Putting bite back in newspapers
Journalistic purists winced yesterday when the New York Times reported that coverage in the Wall Street Journal has taken a partisan turn since Rupert Murdoch bought the paper two years ago.
Although the top editor of the Journal dutifully denied the accusation, no one should be shocked at the idea that the Aussie-born proprietor of the Fox News Network might be putting a bit of english on his coverage.
While the conventional reaction is to say Murdoch is out of line, he may be on to something. Given the wobbly economics of the media today, conscientiously opinionated coverage may be the tonic that many newspapers and other news outlets need to revive reader interest and revenues.
News with an attitude is hardly the exclusive domain of News Corp. From the early days of the republic through well into the modern era, the annals of the American press are rich with tales of publishers who were far more partisan and politically manipulative than Murdoch.
In the interests of tossing a potentially unwelcome ingredient into the roiling stew over the future of journalism, I’d like us to consider for a moment whether a more outspoken, less diffident, more opinionated and less dreary press might be welcomed by journalists and readers alike.

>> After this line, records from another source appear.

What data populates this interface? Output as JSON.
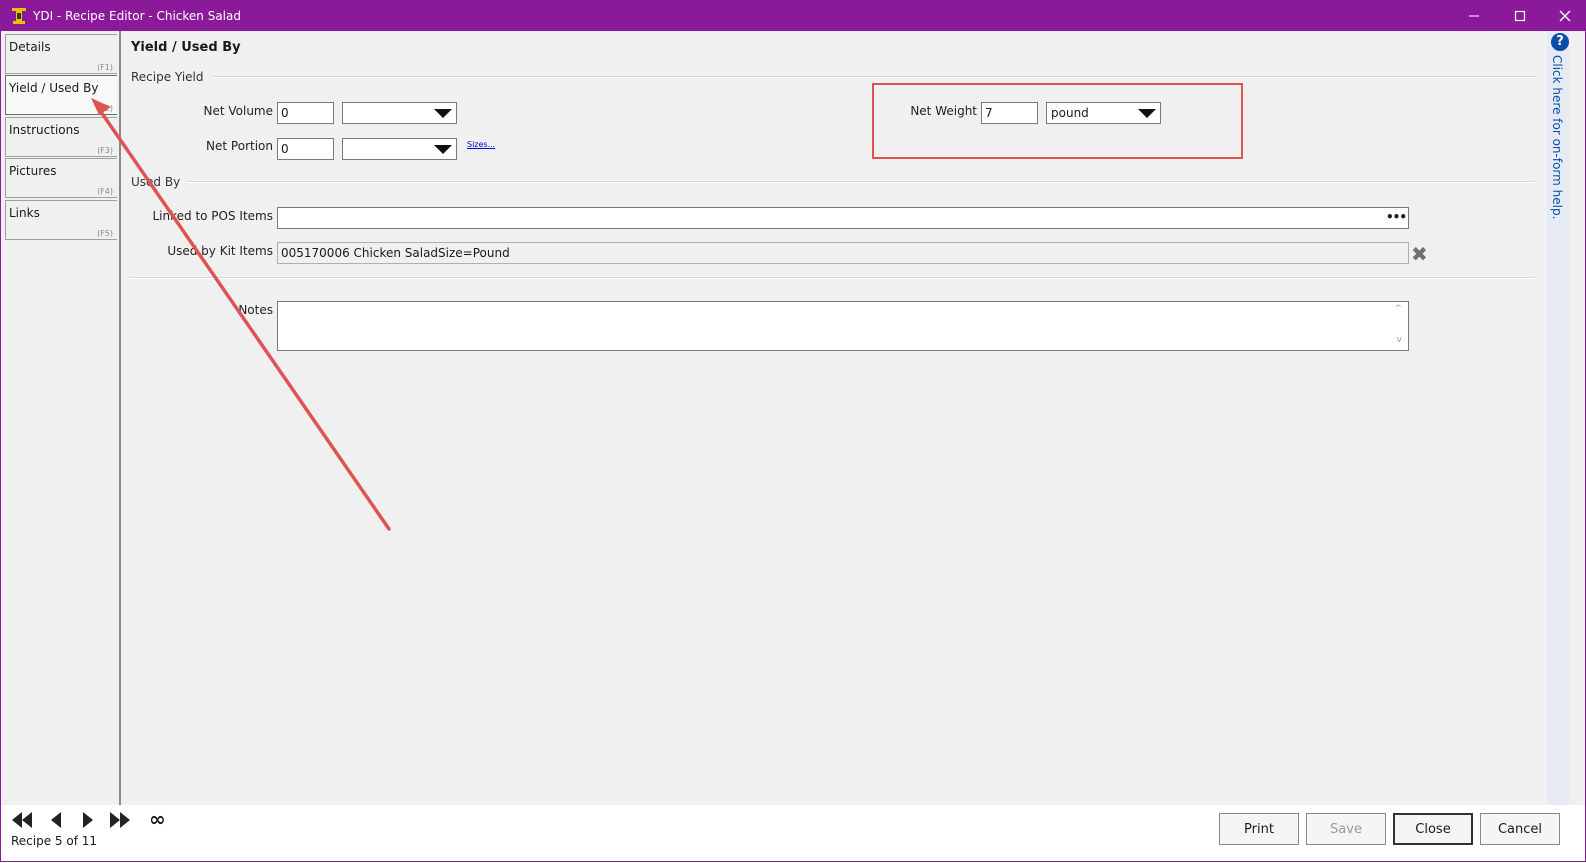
{
  "window": {
    "title": "YDI - Recipe Editor - Chicken Salad",
    "minimize_glyph": "—",
    "maximize_glyph": "☐",
    "close_glyph": "✕"
  },
  "tabs": [
    {
      "label": "Details",
      "key": "(F1)"
    },
    {
      "label": "Yield / Used By",
      "key": "(F2)"
    },
    {
      "label": "Instructions",
      "key": "(F3)"
    },
    {
      "label": "Pictures",
      "key": "(F4)"
    },
    {
      "label": "Links",
      "key": "(F5)"
    }
  ],
  "active_tab": "Yield / Used By",
  "section_title": "Yield / Used By",
  "recipe_yield": {
    "group_label": "Recipe Yield",
    "net_volume": {
      "label": "Net Volume",
      "value": "0",
      "unit": ""
    },
    "net_portion": {
      "label": "Net Portion",
      "value": "0",
      "unit": "",
      "sizes_link": "Sizes..."
    },
    "net_weight": {
      "label": "Net Weight",
      "value": "7",
      "unit": "pound"
    }
  },
  "used_by": {
    "group_label": "Used By",
    "linked_pos": {
      "label": "Linked to POS Items",
      "value": "",
      "browse": "•••"
    },
    "kit_items": {
      "label": "Used by Kit Items",
      "value": "005170006 Chicken SaladSize=Pound",
      "remove_glyph": "✖"
    },
    "notes": {
      "label": "Notes",
      "value": ""
    }
  },
  "help": {
    "icon": "?",
    "text": "Click here for on-form help."
  },
  "nav": {
    "first": "⏮",
    "prev": "◀",
    "next": "▶",
    "last": "⏭",
    "infinity": "∞",
    "record_info": "Recipe 5 of 11"
  },
  "buttons": {
    "print": "Print",
    "save": "Save",
    "close": "Close",
    "cancel": "Cancel"
  },
  "colors": {
    "titlebar": "#8b1a9a",
    "annotation": "#e05353",
    "help": "#0a4ea8"
  }
}
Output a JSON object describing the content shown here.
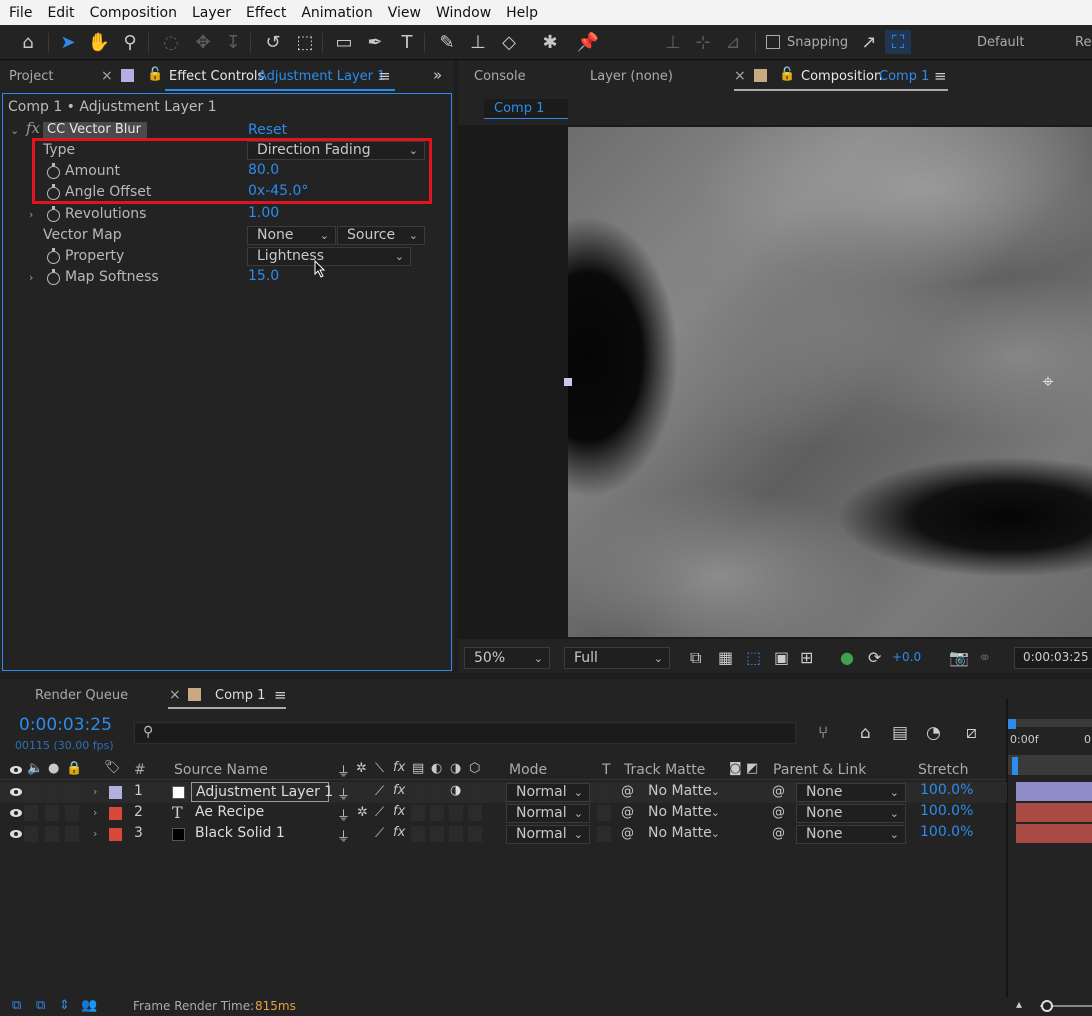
{
  "menu": [
    "File",
    "Edit",
    "Composition",
    "Layer",
    "Effect",
    "Animation",
    "View",
    "Window",
    "Help"
  ],
  "toolbar": {
    "snapping_label": "Snapping",
    "workspace": "Default",
    "workspace2": "Re"
  },
  "left_panel": {
    "tab_project": "Project",
    "tab_effect_controls": "Effect Controls",
    "tab_effect_controls_target": "Adjustment Layer 1",
    "breadcrumb": "Comp 1 • Adjustment Layer 1",
    "effect_name": "CC Vector Blur",
    "reset_label": "Reset",
    "properties": {
      "type_label": "Type",
      "type_value": "Direction Fading",
      "amount_label": "Amount",
      "amount_value": "80.0",
      "angle_label": "Angle Offset",
      "angle_value": "0x-45.0°",
      "revolutions_label": "Revolutions",
      "revolutions_value": "1.00",
      "vector_map_label": "Vector Map",
      "vector_map_layer": "None",
      "vector_map_source": "Source",
      "property_label": "Property",
      "property_value": "Lightness",
      "map_softness_label": "Map Softness",
      "map_softness_value": "15.0"
    },
    "highlight_color": "#e0141e"
  },
  "comp_panel": {
    "tab_console": "Console",
    "tab_layer": "Layer (none)",
    "tab_composition": "Composition",
    "tab_composition_target": "Comp 1",
    "subtab": "Comp 1",
    "zoom": "50%",
    "resolution": "Full",
    "exposure": "+0.0",
    "timecode": "0:00:03:25"
  },
  "timeline": {
    "tab_render_queue": "Render Queue",
    "tab_comp": "Comp 1",
    "current_time": "0:00:03:25",
    "frame_info": "00115 (30.00 fps)",
    "search_placeholder": "",
    "columns": {
      "num": "#",
      "source_name": "Source Name",
      "mode": "Mode",
      "t": "T",
      "track_matte": "Track Matte",
      "parent": "Parent & Link",
      "stretch": "Stretch"
    },
    "ruler_start": "0:00f",
    "ruler_next": "0",
    "layers": [
      {
        "num": "1",
        "name": "Adjustment Layer 1",
        "label_color": "#b3b0e0",
        "swatch": "#ffffff",
        "mode": "Normal",
        "matte": "No Matte",
        "parent": "None",
        "stretch": "100.0%",
        "bar_color": "#8e8cc6"
      },
      {
        "num": "2",
        "name": "Ae Recipe",
        "label_color": "#d9493b",
        "swatch": "T",
        "mode": "Normal",
        "matte": "No Matte",
        "parent": "None",
        "stretch": "100.0%",
        "bar_color": "#a94a45"
      },
      {
        "num": "3",
        "name": "Black Solid 1",
        "label_color": "#d9493b",
        "swatch": "#000000",
        "mode": "Normal",
        "matte": "No Matte",
        "parent": "None",
        "stretch": "100.0%",
        "bar_color": "#a94a45"
      }
    ],
    "render_time_label": "Frame Render Time:",
    "render_time_value": "815ms"
  }
}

While I am not arguing that journalists go back to the days when newsmen were employed as bullies and shills by self-dealing publishers, I am suggesting that it may be time for journalists to shift out of neutral in order to start calling things forthrightly the way they ought to be called.
Opinionated journalism flies in the face of the cherished canon of “objectivity,” the ephemeral and often unattainable construct that publishers adopted around the middle of the last century when spirited, multi-newspaper competition ended in most cities. Objective reporting enabled the sole surviving publisher in a market to make the most of his monopoly position by offending the fewest number of readers and advertisers.

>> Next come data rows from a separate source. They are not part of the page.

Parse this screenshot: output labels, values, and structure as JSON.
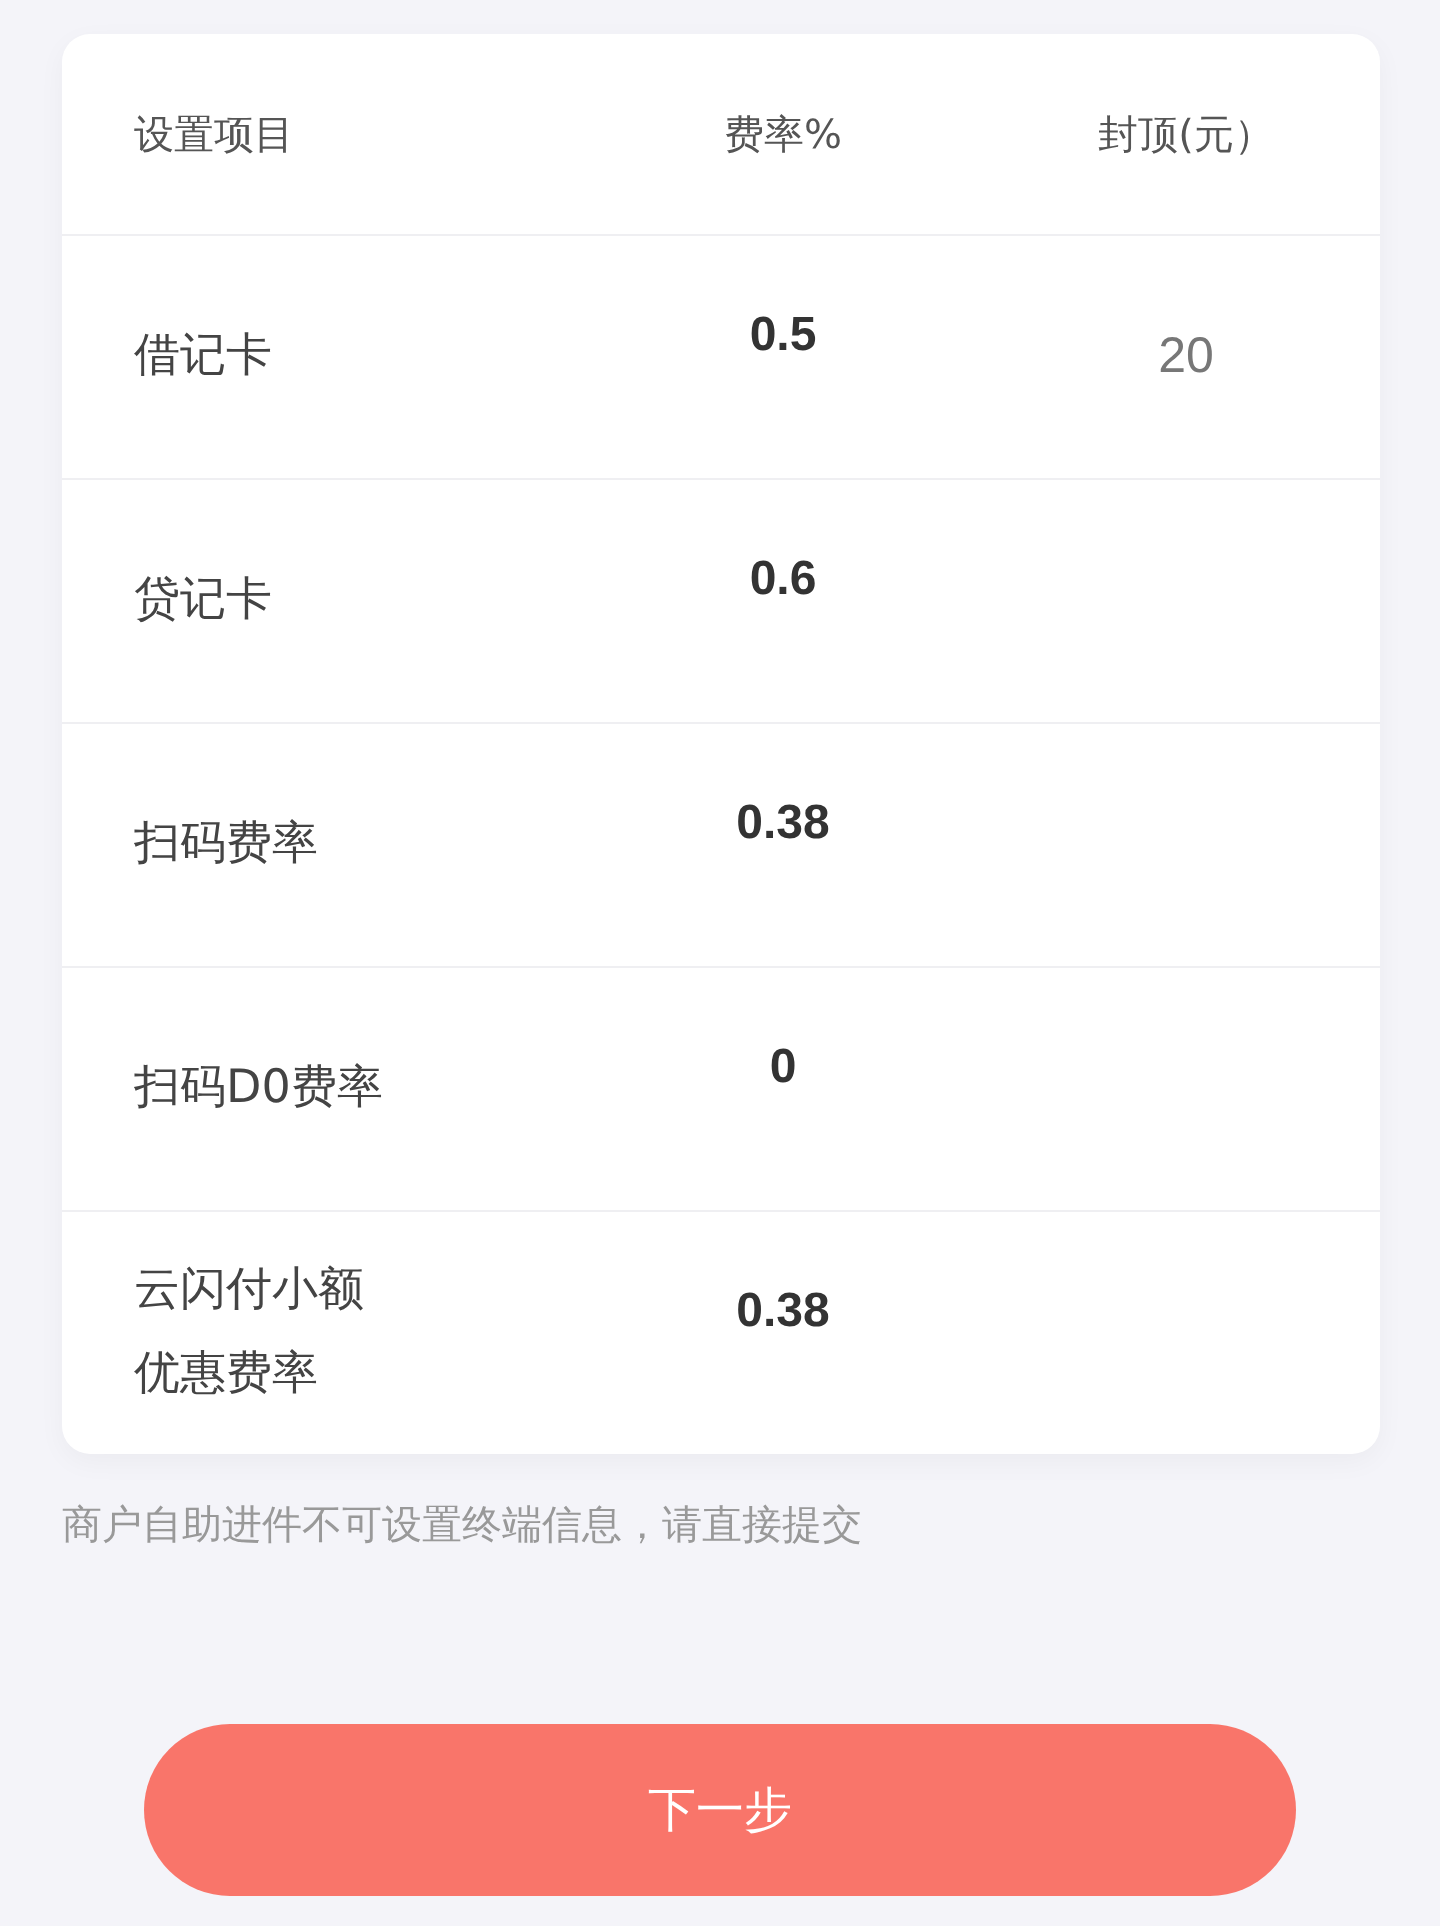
{
  "table": {
    "columns": [
      "设置项目",
      "费率%",
      "封顶(元）"
    ],
    "rows": [
      {
        "item": "借记卡",
        "rate": "0.5",
        "cap": "20"
      },
      {
        "item": "贷记卡",
        "rate": "0.6"
      },
      {
        "item": "扫码费率",
        "rate": "0.38"
      },
      {
        "item": "扫码D0费率",
        "rate": "0"
      },
      {
        "item": "云闪付小额优惠费率",
        "rate": "0.38"
      }
    ]
  },
  "note": "商户自助进件不可设置终端信息，请直接提交",
  "button": "下一步"
}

For several decades, the doctrine of objectivity served the public and publishers well. But down-the-middle journalism looks wimpy in the Internet era. One way newspapers can regain their competitiveness is to leverage the discipline of traditional reporting by asserting themselves more affirmatively and unambiguously than most have done for the last few generations.

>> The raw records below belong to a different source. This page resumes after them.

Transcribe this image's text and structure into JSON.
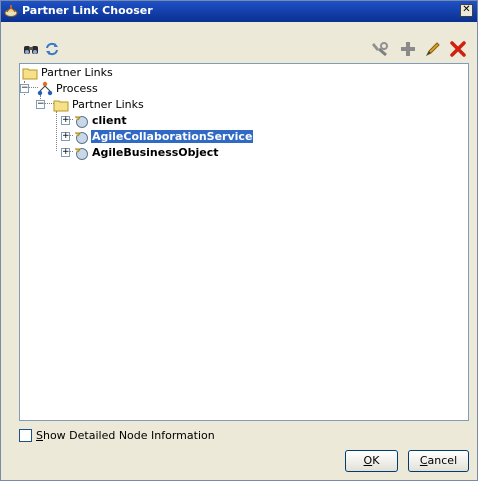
{
  "window": {
    "title": "Partner Link Chooser",
    "close_glyph": "✕"
  },
  "toolbar": {
    "left_icons": [
      "binoculars-icon",
      "refresh-icon"
    ],
    "right_icons": [
      "wrench-icon",
      "add-icon",
      "edit-pencil-icon",
      "delete-x-icon"
    ]
  },
  "tree": {
    "root": {
      "label": "Partner Links",
      "icon": "folder-icon"
    },
    "process": {
      "label": "Process",
      "icon": "process-icon",
      "expander": "−"
    },
    "group": {
      "label": "Partner Links",
      "icon": "folder-icon",
      "expander": "−"
    },
    "items": [
      {
        "label": "client",
        "selected": false,
        "expander": "+"
      },
      {
        "label": "AgileCollaborationService",
        "selected": true,
        "expander": "+"
      },
      {
        "label": "AgileBusinessObject",
        "selected": false,
        "expander": "+"
      }
    ]
  },
  "footer": {
    "show_detailed_label_prefix": "S",
    "show_detailed_label_rest": "how Detailed Node Information",
    "show_detailed_checked": false,
    "ok_prefix": "O",
    "ok_rest": "K",
    "cancel_prefix": "C",
    "cancel_rest": "ancel"
  },
  "colors": {
    "selection": "#316ac5",
    "dialog_bg": "#ece9d8",
    "titlebar": "#0a2f8f"
  }
}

Before the purists rise up to denounce me, I would like to note that I long ago established my bona fides as one of your number.
When Murdoch bought the Chicago Sun-Times in 1984, several dozen of my colleagues and I quit on the spot after the new management said they were going to steer our beloved paper down-market and to the right. Most of us resigned with no immediate prospects at hand, though almost everyone eventually landed just fine.
So, I feel the pain of the anonymous Wall Street Journal staffers who told David Carr in yesterday’s New York Times that Murdoch’s editors have been putting an unwelcome partisan spin on headlines and stories – a charge that managing editor Robert Thomson heatedly denied.
But we live in a different time than we did 25 years ago. The competition facing newspapers is fierce and the financial situation facing most of them is dire. In some cases, nothing less than survival is at stake.
There’s not much question that a bit of editorial attitude – OK, a lot of editorial attitude – has been good for business at News Corp. To pick one prominent example, the journalistically unencumbered fulminations at Fox News have blown the doors off the other cable talkers.
The prime-time audience of nearly 2.4 million viewers at Fox last Monday was roughly four times greater than each of the 734,000 viewers at Headline News, 693,000 viewers at MSNBC and 623,000 viewers at CNN, according to the website TV by the Numbers. In other words, Fox outpulled all three competitors combined.
Most modern journalists, like the salami makers at Hebrew National, like to think they answer to a higher authority than Mammon. And, lest you have any doubt, I think they should.
But the first business of a newspaper is to stay in business. If that means responsively and constructively amping up the attitude, then I am all for it.
You got a problem with that?